--- RECORDS TO USE ---
★ ★ ★ ★ ★

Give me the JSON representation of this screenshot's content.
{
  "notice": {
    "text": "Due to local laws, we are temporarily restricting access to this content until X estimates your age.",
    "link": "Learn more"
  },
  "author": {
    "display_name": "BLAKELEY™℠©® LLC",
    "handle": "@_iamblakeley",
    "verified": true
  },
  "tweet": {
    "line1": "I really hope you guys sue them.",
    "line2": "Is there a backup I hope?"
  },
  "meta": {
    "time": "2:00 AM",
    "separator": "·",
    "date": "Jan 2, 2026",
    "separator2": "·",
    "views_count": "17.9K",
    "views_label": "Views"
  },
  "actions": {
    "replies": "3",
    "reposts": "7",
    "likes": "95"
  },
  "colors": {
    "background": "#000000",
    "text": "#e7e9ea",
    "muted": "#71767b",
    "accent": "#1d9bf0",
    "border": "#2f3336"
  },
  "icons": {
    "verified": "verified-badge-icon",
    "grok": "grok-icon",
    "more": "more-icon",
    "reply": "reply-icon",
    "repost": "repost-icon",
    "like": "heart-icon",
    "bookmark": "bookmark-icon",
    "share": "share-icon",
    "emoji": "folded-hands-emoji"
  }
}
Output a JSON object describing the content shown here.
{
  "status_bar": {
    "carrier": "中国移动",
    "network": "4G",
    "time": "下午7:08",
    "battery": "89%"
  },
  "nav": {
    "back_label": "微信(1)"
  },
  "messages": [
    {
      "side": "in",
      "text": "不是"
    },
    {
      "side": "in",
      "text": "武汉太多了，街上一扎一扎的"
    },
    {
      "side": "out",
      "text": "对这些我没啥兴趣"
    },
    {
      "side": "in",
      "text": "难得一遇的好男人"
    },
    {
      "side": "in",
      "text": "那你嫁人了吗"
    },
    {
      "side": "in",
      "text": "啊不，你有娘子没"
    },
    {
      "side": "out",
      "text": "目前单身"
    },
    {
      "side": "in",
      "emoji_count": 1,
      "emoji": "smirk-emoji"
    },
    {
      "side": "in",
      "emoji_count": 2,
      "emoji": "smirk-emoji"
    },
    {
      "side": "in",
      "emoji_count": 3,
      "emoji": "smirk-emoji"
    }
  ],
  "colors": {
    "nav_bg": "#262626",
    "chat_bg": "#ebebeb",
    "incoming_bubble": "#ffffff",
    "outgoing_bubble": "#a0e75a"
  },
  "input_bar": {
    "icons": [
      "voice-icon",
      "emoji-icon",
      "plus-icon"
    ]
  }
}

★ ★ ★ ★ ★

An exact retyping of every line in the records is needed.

Give me the JSON representation of this screenshot's content.
{
  "notice": {
    "text": "Due to local laws, we are temporarily restricting access to this content until X estimates your age.",
    "link": "Learn more"
  },
  "author": {
    "display_name": "BLAKELEY™℠©® LLC",
    "handle": "@_iamblakeley",
    "verified": true
  },
  "tweet": {
    "line1": "I really hope you guys sue them.",
    "line2": "Is there a backup I hope?"
  },
  "meta": {
    "time": "2:00 AM",
    "separator": "·",
    "date": "Jan 2, 2026",
    "separator2": "·",
    "views_count": "17.9K",
    "views_label": "Views"
  },
  "actions": {
    "replies": "3",
    "reposts": "7",
    "likes": "95"
  },
  "colors": {
    "background": "#000000",
    "text": "#e7e9ea",
    "muted": "#71767b",
    "accent": "#1d9bf0",
    "border": "#2f3336"
  },
  "icons": {
    "verified": "verified-badge-icon",
    "grok": "grok-icon",
    "more": "more-icon",
    "reply": "reply-icon",
    "repost": "repost-icon",
    "like": "heart-icon",
    "bookmark": "bookmark-icon",
    "share": "share-icon",
    "emoji": "folded-hands-emoji"
  }
}
Output a JSON object describing the content shown here.
{
  "status_bar": {
    "carrier": "中国移动",
    "network": "4G",
    "time": "下午7:08",
    "battery": "89%"
  },
  "nav": {
    "back_label": "微信(1)"
  },
  "messages": [
    {
      "side": "in",
      "text": "不是"
    },
    {
      "side": "in",
      "text": "武汉太多了，街上一扎一扎的"
    },
    {
      "side": "out",
      "text": "对这些我没啥兴趣"
    },
    {
      "side": "in",
      "text": "难得一遇的好男人"
    },
    {
      "side": "in",
      "text": "那你嫁人了吗"
    },
    {
      "side": "in",
      "text": "啊不，你有娘子没"
    },
    {
      "side": "out",
      "text": "目前单身"
    },
    {
      "side": "in",
      "emoji_count": 1,
      "emoji": "smirk-emoji"
    },
    {
      "side": "in",
      "emoji_count": 2,
      "emoji": "smirk-emoji"
    },
    {
      "side": "in",
      "emoji_count": 3,
      "emoji": "smirk-emoji"
    }
  ],
  "colors": {
    "nav_bg": "#262626",
    "chat_bg": "#ebebeb",
    "incoming_bubble": "#ffffff",
    "outgoing_bubble": "#a0e75a"
  },
  "input_bar": {
    "icons": [
      "voice-icon",
      "emoji-icon",
      "plus-icon"
    ]
  }
}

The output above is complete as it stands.